Records for processing
● ● ●

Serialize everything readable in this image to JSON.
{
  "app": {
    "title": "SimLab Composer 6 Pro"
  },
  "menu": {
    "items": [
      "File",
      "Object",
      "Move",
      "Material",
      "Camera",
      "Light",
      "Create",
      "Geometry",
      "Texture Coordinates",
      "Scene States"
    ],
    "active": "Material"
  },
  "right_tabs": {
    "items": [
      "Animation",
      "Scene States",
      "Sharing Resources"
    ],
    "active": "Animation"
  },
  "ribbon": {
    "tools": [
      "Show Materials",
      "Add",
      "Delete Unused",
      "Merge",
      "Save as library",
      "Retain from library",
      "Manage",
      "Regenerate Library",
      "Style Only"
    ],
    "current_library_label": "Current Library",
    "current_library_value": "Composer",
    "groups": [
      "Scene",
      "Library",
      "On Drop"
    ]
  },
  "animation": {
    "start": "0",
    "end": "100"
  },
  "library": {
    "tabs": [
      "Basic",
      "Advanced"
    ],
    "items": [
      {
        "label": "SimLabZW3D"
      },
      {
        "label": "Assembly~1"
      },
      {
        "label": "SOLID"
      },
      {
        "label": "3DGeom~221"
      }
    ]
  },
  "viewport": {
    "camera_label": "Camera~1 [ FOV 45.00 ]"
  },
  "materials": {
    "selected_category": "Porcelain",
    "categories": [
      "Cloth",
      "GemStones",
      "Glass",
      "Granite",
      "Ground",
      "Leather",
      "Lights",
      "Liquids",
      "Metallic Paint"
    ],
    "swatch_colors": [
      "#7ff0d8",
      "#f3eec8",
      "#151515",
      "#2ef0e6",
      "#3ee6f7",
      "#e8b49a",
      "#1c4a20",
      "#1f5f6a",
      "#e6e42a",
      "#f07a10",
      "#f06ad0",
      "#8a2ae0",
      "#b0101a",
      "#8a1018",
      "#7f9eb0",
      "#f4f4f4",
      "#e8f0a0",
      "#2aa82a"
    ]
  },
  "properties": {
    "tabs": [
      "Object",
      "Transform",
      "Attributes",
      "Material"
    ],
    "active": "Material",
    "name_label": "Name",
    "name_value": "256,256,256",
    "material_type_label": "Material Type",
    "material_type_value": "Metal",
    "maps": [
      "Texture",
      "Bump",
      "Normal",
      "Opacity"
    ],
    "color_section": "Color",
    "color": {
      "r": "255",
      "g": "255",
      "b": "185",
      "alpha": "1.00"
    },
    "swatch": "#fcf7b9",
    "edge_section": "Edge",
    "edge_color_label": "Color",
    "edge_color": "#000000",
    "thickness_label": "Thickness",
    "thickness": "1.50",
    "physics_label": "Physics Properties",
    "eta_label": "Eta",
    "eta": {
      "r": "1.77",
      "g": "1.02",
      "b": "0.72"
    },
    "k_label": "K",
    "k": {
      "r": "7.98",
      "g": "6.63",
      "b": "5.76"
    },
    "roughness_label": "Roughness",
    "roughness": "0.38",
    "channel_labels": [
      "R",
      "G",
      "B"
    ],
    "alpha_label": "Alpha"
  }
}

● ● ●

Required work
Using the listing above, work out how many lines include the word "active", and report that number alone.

Expected answer
3